Excerpts from an interface dataset:

******

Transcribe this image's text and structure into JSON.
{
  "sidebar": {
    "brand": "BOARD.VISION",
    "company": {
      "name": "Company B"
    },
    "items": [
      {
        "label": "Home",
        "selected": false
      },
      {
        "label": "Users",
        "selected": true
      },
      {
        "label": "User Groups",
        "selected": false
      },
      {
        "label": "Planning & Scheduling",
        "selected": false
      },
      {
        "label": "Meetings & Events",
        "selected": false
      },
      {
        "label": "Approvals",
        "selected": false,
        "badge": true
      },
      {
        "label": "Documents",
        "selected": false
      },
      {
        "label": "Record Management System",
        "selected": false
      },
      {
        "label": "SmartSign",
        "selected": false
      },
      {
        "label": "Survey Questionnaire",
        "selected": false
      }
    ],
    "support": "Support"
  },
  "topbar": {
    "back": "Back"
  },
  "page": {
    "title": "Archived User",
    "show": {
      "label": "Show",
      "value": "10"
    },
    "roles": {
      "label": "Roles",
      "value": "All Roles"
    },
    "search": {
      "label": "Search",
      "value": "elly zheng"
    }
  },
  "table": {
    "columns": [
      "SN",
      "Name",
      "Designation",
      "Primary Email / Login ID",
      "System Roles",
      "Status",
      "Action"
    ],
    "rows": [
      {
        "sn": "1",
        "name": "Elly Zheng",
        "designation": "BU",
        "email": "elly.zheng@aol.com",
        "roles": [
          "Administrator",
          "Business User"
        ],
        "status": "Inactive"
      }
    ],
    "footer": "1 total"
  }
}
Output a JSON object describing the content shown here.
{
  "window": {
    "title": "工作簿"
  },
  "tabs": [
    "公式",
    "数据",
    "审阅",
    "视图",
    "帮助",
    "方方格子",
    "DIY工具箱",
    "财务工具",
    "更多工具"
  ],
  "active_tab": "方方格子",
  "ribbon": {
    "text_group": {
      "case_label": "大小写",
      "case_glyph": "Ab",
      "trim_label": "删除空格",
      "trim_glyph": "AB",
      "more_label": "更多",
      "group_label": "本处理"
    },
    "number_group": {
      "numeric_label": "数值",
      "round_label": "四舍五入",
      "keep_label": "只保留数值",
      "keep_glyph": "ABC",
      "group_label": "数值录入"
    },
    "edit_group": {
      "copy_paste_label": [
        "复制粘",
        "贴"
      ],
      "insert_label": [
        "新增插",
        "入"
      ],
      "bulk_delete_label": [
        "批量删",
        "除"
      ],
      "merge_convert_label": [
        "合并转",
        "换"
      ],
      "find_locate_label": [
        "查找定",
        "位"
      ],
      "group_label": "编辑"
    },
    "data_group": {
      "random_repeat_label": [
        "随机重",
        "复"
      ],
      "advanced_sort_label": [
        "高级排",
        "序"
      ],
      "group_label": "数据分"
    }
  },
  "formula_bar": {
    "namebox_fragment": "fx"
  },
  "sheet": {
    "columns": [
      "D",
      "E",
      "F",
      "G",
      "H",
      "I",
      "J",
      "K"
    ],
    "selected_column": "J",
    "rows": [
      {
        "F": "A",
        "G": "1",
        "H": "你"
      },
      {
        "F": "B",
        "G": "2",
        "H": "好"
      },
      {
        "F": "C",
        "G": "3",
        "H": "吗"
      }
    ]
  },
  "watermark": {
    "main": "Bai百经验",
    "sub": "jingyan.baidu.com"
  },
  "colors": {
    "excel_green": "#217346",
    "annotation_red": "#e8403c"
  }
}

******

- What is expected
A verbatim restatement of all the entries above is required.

- Response area
Transcribe this image's text and structure into JSON.
{
  "sidebar": {
    "brand": "BOARD.VISION",
    "company": {
      "name": "Company B"
    },
    "items": [
      {
        "label": "Home",
        "selected": false
      },
      {
        "label": "Users",
        "selected": true
      },
      {
        "label": "User Groups",
        "selected": false
      },
      {
        "label": "Planning & Scheduling",
        "selected": false
      },
      {
        "label": "Meetings & Events",
        "selected": false
      },
      {
        "label": "Approvals",
        "selected": false,
        "badge": true
      },
      {
        "label": "Documents",
        "selected": false
      },
      {
        "label": "Record Management System",
        "selected": false
      },
      {
        "label": "SmartSign",
        "selected": false
      },
      {
        "label": "Survey Questionnaire",
        "selected": false
      }
    ],
    "support": "Support"
  },
  "topbar": {
    "back": "Back"
  },
  "page": {
    "title": "Archived User",
    "show": {
      "label": "Show",
      "value": "10"
    },
    "roles": {
      "label": "Roles",
      "value": "All Roles"
    },
    "search": {
      "label": "Search",
      "value": "elly zheng"
    }
  },
  "table": {
    "columns": [
      "SN",
      "Name",
      "Designation",
      "Primary Email / Login ID",
      "System Roles",
      "Status",
      "Action"
    ],
    "rows": [
      {
        "sn": "1",
        "name": "Elly Zheng",
        "designation": "BU",
        "email": "elly.zheng@aol.com",
        "roles": [
          "Administrator",
          "Business User"
        ],
        "status": "Inactive"
      }
    ],
    "footer": "1 total"
  }
}
Output a JSON object describing the content shown here.
{
  "window": {
    "title": "工作簿"
  },
  "tabs": [
    "公式",
    "数据",
    "审阅",
    "视图",
    "帮助",
    "方方格子",
    "DIY工具箱",
    "财务工具",
    "更多工具"
  ],
  "active_tab": "方方格子",
  "ribbon": {
    "text_group": {
      "case_label": "大小写",
      "case_glyph": "Ab",
      "trim_label": "删除空格",
      "trim_glyph": "AB",
      "more_label": "更多",
      "group_label": "本处理"
    },
    "number_group": {
      "numeric_label": "数值",
      "round_label": "四舍五入",
      "keep_label": "只保留数值",
      "keep_glyph": "ABC",
      "group_label": "数值录入"
    },
    "edit_group": {
      "copy_paste_label": [
        "复制粘",
        "贴"
      ],
      "insert_label": [
        "新增插",
        "入"
      ],
      "bulk_delete_label": [
        "批量删",
        "除"
      ],
      "merge_convert_label": [
        "合并转",
        "换"
      ],
      "find_locate_label": [
        "查找定",
        "位"
      ],
      "group_label": "编辑"
    },
    "data_group": {
      "random_repeat_label": [
        "随机重",
        "复"
      ],
      "advanced_sort_label": [
        "高级排",
        "序"
      ],
      "group_label": "数据分"
    }
  },
  "formula_bar": {
    "namebox_fragment": "fx"
  },
  "sheet": {
    "columns": [
      "D",
      "E",
      "F",
      "G",
      "H",
      "I",
      "J",
      "K"
    ],
    "selected_column": "J",
    "rows": [
      {
        "F": "A",
        "G": "1",
        "H": "你"
      },
      {
        "F": "B",
        "G": "2",
        "H": "好"
      },
      {
        "F": "C",
        "G": "3",
        "H": "吗"
      }
    ]
  },
  "watermark": {
    "main": "Bai百经验",
    "sub": "jingyan.baidu.com"
  },
  "colors": {
    "excel_green": "#217346",
    "annotation_red": "#e8403c"
  }
}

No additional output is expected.